What to work on: All lines of the records below that contain the word "JSON" must be listed.

Website and app data records:
»»
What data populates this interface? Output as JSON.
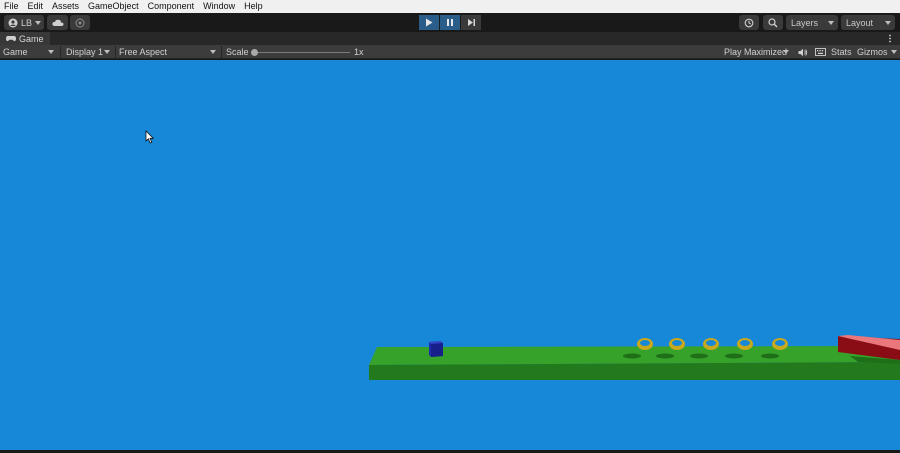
{
  "menu": [
    "File",
    "Edit",
    "Assets",
    "GameObject",
    "Component",
    "Window",
    "Help"
  ],
  "toolbar": {
    "account_label": "LB",
    "layers_label": "Layers",
    "layout_label": "Layout"
  },
  "game_tab": {
    "label": "Game"
  },
  "game_controls": {
    "view_mode": "Game",
    "display": "Display 1",
    "aspect": "Free Aspect",
    "scale_label": "Scale",
    "scale_value": "1x",
    "scale_level": 0.0,
    "play_mode": "Play Maximized",
    "stats_label": "Stats",
    "gizmos_label": "Gizmos"
  },
  "scene": {
    "sky_color": "#1788d7",
    "ground_color": "#36a22a",
    "player_color": "#1d2ba8",
    "coin_color": "#c8a81c",
    "goal_color": "#8a0d16",
    "coin_count": 5
  }
}
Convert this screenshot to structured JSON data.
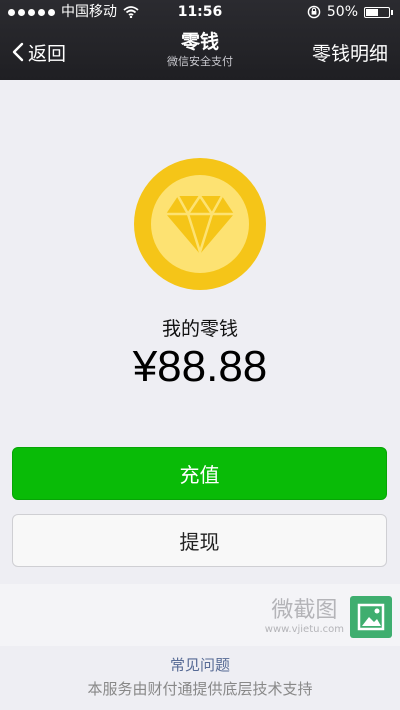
{
  "status_bar": {
    "carrier": "中国移动",
    "time": "11:56",
    "battery": "50%",
    "battery_level": 0.5,
    "icons": [
      "signal-dots-icon",
      "wifi-icon",
      "rotation-lock-icon",
      "battery-icon"
    ]
  },
  "nav": {
    "back_label": "返回",
    "title": "零钱",
    "subtitle": "微信安全支付",
    "right_label": "零钱明细"
  },
  "wallet": {
    "label": "我的零钱",
    "amount": "¥88.88",
    "icon": "diamond-icon"
  },
  "buttons": {
    "recharge": "充值",
    "withdraw": "提现"
  },
  "watermark": {
    "main": "微截图",
    "sub": "www.vjietu.com"
  },
  "footer": {
    "faq": "常见问题",
    "note": "本服务由财付通提供底层技术支持"
  },
  "colors": {
    "nav_bg": "#1f1f23",
    "primary_green": "#09bb07",
    "coin_outer": "#f5c518",
    "coin_inner": "#fde272",
    "link": "#576b95"
  }
}
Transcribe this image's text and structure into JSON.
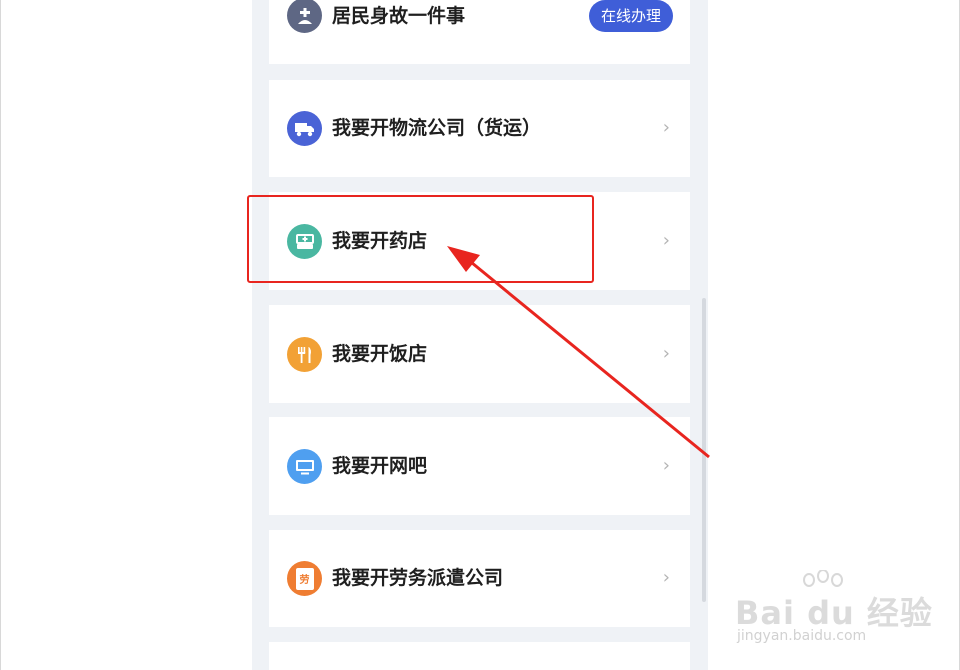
{
  "services": [
    {
      "label": "居民身故一件事",
      "icon": "person-with-cross-icon",
      "color": "#5e6784",
      "action": "在线办理"
    },
    {
      "label": "我要开物流公司（货运）",
      "icon": "truck-icon",
      "color": "#4a63d6",
      "action": "chevron"
    },
    {
      "label": "我要开药店",
      "icon": "medicine-box-icon",
      "color": "#4ab7a1",
      "action": "chevron"
    },
    {
      "label": "我要开饭店",
      "icon": "fork-knife-icon",
      "color": "#f2a135",
      "action": "chevron"
    },
    {
      "label": "我要开网吧",
      "icon": "monitor-icon",
      "color": "#4f9ff0",
      "action": "chevron"
    },
    {
      "label": "我要开劳务派遣公司",
      "icon": "document-labor-icon",
      "color": "#ef7d32",
      "action": "chevron",
      "icon_text": "劳"
    }
  ],
  "chevron_glyph": "›",
  "annotation": {
    "box_color": "#e8251f"
  },
  "watermark": {
    "brand": "Bai du 经验",
    "url": "jingyan.baidu.com"
  }
}
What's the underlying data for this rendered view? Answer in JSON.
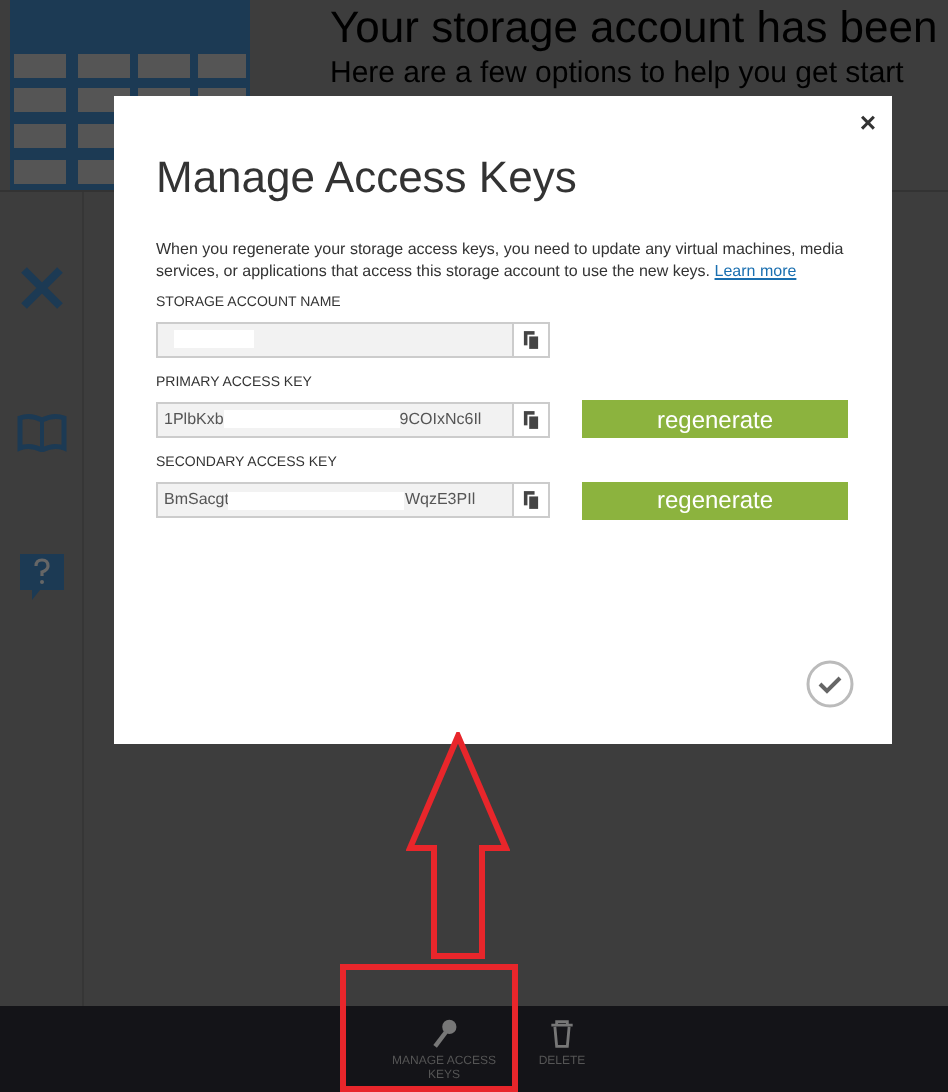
{
  "page": {
    "title": "Your storage account has been",
    "subtitle": "Here are a few options to help you get start"
  },
  "dialog": {
    "title": "Manage Access Keys",
    "close": "×",
    "description": "When you regenerate your storage access keys, you need to update any virtual machines, media services, or applications that access this storage account to use the new keys.",
    "link": "Learn more",
    "fields": [
      {
        "label": "STORAGE ACCOUNT NAME",
        "redacted": true
      },
      {
        "label": "PRIMARY ACCESS KEY",
        "value_start": "1PlbKxb",
        "value_end": "9COIxNc6Il",
        "redacted": true,
        "regenerate": "regenerate"
      },
      {
        "label": "SECONDARY ACCESS KEY",
        "value_start": "BmSacgt",
        "value_end": "WqzE3PIl",
        "redacted": true,
        "regenerate": "regenerate"
      }
    ]
  },
  "command_bar": [
    {
      "label": "MANAGE ACCESS KEYS",
      "kind": "key"
    },
    {
      "label": "DELETE",
      "kind": "trash"
    }
  ]
}
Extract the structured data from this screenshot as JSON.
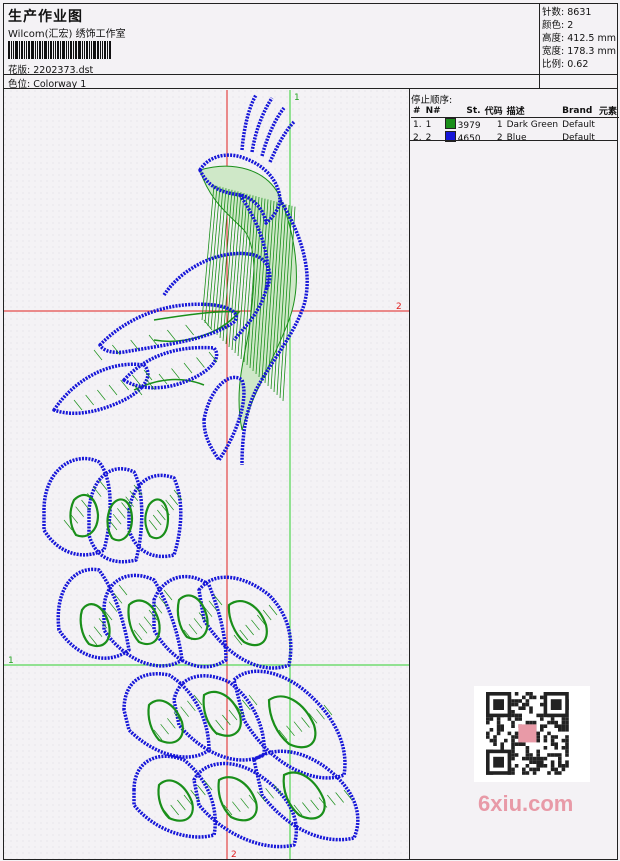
{
  "header": {
    "title": "生产作业图",
    "studio": "Wilcom(汇宏) 绣饰工作室",
    "design_label": "花版:",
    "design_value": "2202373.dst",
    "colorway_label": "色位:",
    "colorway_value": "Colorway 1"
  },
  "stats": {
    "stitches_label": "针数:",
    "stitches": "8631",
    "colors_label": "颜色:",
    "colors": "2",
    "height_label": "高度:",
    "height": "412.5 mm",
    "width_label": "宽度:",
    "width": "178.3 mm",
    "scale_label": "比例:",
    "scale": "0.62"
  },
  "stop_sequence": {
    "title": "停止顺序:",
    "columns": [
      "#",
      "N#",
      "St.",
      "代码",
      "描述",
      "Brand",
      "元素"
    ],
    "rows": [
      {
        "idx": "1.",
        "n": "1",
        "color": "#1a8f1a",
        "stitches": "3979",
        "code": "1",
        "desc": "Dark Green",
        "brand": "Default"
      },
      {
        "idx": "2.",
        "n": "2",
        "color": "#1616d8",
        "stitches": "4650",
        "code": "2",
        "desc": "Blue",
        "brand": "Default"
      }
    ]
  },
  "guides": {
    "v1": "1",
    "v2": "2",
    "h1": "1",
    "h2": "2"
  },
  "watermark": "6xiu.com",
  "colors": {
    "green": "#1a8f1a",
    "blue": "#1616d8",
    "red_guide": "#e02020",
    "green_guide": "#30d030"
  }
}
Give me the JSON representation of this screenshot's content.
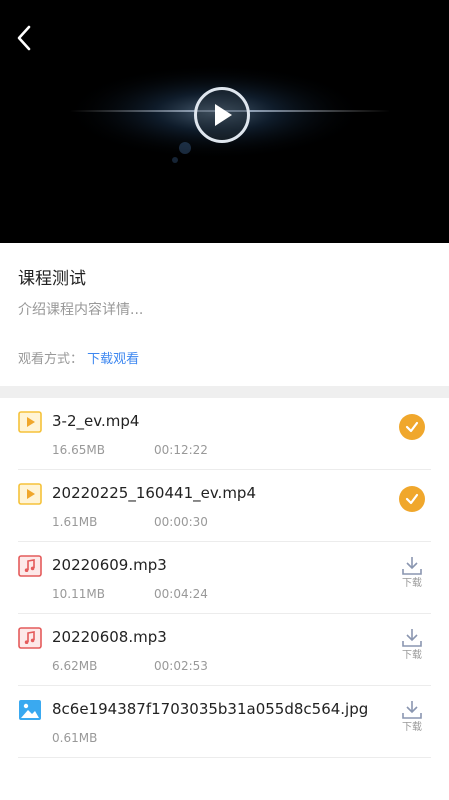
{
  "player": {
    "back_icon": "chevron-left-icon",
    "play_icon": "play-icon"
  },
  "course": {
    "title": "课程测试",
    "description": "介绍课程内容详情...",
    "watch_label": "观看方式：",
    "watch_value": "下载观看"
  },
  "colors": {
    "accent_blue": "#3d87f0",
    "done_orange": "#f0a72c",
    "video_icon": "#f5c23a",
    "audio_icon": "#e45b5b",
    "image_icon": "#3aa9f0"
  },
  "files": [
    {
      "type": "video",
      "icon": "video-file-icon",
      "name": "3-2_ev.mp4",
      "size": "16.65MB",
      "duration": "00:12:22",
      "status": "downloaded"
    },
    {
      "type": "video",
      "icon": "video-file-icon",
      "name": "20220225_160441_ev.mp4",
      "size": "1.61MB",
      "duration": "00:00:30",
      "status": "downloaded"
    },
    {
      "type": "audio",
      "icon": "audio-file-icon",
      "name": "20220609.mp3",
      "size": "10.11MB",
      "duration": "00:04:24",
      "status": "download",
      "download_label": "下载"
    },
    {
      "type": "audio",
      "icon": "audio-file-icon",
      "name": "20220608.mp3",
      "size": "6.62MB",
      "duration": "00:02:53",
      "status": "download",
      "download_label": "下载"
    },
    {
      "type": "image",
      "icon": "image-file-icon",
      "name": "8c6e194387f1703035b31a055d8c564.jpg",
      "size": "0.61MB",
      "duration": "",
      "status": "download",
      "download_label": "下载"
    }
  ]
}
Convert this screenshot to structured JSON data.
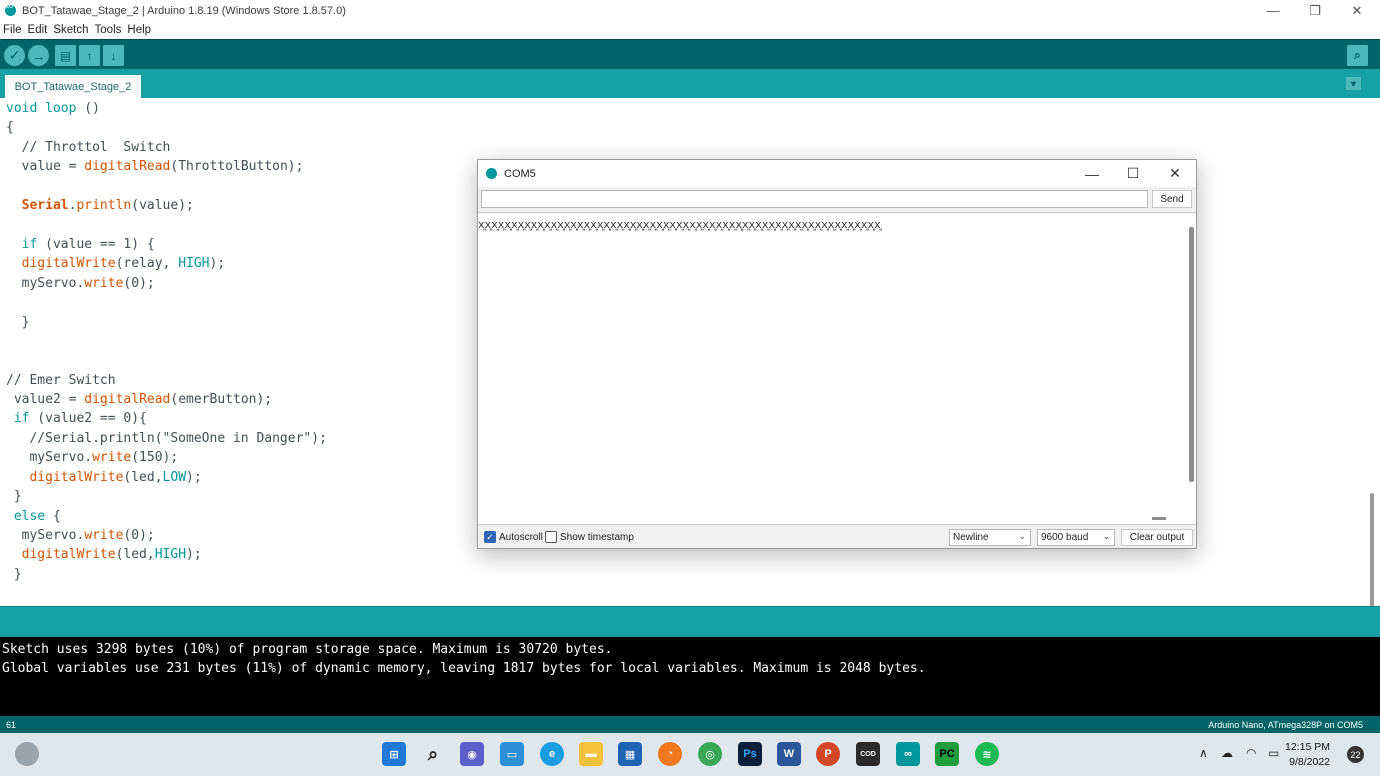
{
  "window": {
    "title": "BOT_Tatawae_Stage_2 | Arduino 1.8.19 (Windows Store 1.8.57.0)",
    "minimize": "—",
    "maximize": "❐",
    "close": "✕"
  },
  "menu": [
    "File",
    "Edit",
    "Sketch",
    "Tools",
    "Help"
  ],
  "toolbar": {
    "verify_icon": "✓",
    "upload_icon": "→",
    "new_icon": "▤",
    "open_icon": "↑",
    "save_icon": "↓",
    "serial_monitor_icon": "⌕"
  },
  "tab": {
    "label": "BOT_Tatawae_Stage_2",
    "menu_icon": "▼"
  },
  "code": [
    "void loop ()",
    "{",
    "  // Throttol  Switch",
    "  value = digitalRead(ThrottolButton);",
    "",
    "  Serial.println(value);",
    "",
    "  if (value == 1) {",
    "  digitalWrite(relay, HIGH);",
    "  myServo.write(0);",
    "",
    "  }",
    "",
    "",
    "// Emer Switch",
    " value2 = digitalRead(emerButton);",
    " if (value2 == 0){",
    "   //Serial.println(\"SomeOne in Danger\");",
    "   myServo.write(150);",
    "   digitalWrite(led,LOW);",
    " }",
    " else {",
    "  myServo.write(0);",
    "  digitalWrite(led,HIGH);",
    " }"
  ],
  "console": {
    "lines": [
      "Sketch uses 3298 bytes (10%) of program storage space. Maximum is 30720 bytes.",
      "Global variables use 231 bytes (11%) of dynamic memory, leaving 1817 bytes for local variables. Maximum is 2048 bytes."
    ]
  },
  "status": {
    "line_number": "61",
    "board": "Arduino Nano, ATmega328P on COM5"
  },
  "serial_monitor": {
    "title": "COM5",
    "input_value": "",
    "send_label": "Send",
    "output": "x͈x͈x͈x͈x͈x͈x͈x͈x͈x͈x͈x͈x͈x͈x͈x͈x͈x͈x͈x͈x͈x͈x͈x͈x͈x͈x͈x͈x͈x͈x͈x͈x͈x͈x͈x͈x͈x͈x͈x͈x͈x͈x͈x͈x͈x͈x͈x͈x͈x͈x͈x͈x͈x͈x͈x͈x͈x͈x͈x͈x͈",
    "autoscroll_label": "Autoscroll",
    "autoscroll_checked": true,
    "timestamp_label": "Show timestamp",
    "timestamp_checked": false,
    "line_ending": "Newline",
    "baud": "9600 baud",
    "clear_label": "Clear output"
  },
  "taskbar": {
    "time": "12:15 PM",
    "date": "9/8/2022",
    "notifications": "22",
    "apps": [
      "start",
      "search",
      "chat",
      "desktop",
      "edge",
      "explorer",
      "store",
      "firefox",
      "chrome",
      "photoshop",
      "word",
      "powerpoint",
      "cod",
      "arduino",
      "pycharm",
      "spotify"
    ]
  },
  "colors": {
    "toolbar": "#006468",
    "tabstrip": "#17a1a5",
    "keyword": "#00979c",
    "function": "#d35400"
  }
}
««
Answer box:
What data populates this interface? Output as JSON.
Convert this screenshot to structured JSON data.
Transcribe this image's text and structure into JSON.
What's the underlying data for this rendered view? Answer in JSON.
Extract the structured data from this screenshot as JSON.
Give me the JSON representation of this screenshot's content.
Convert this screenshot to structured JSON data.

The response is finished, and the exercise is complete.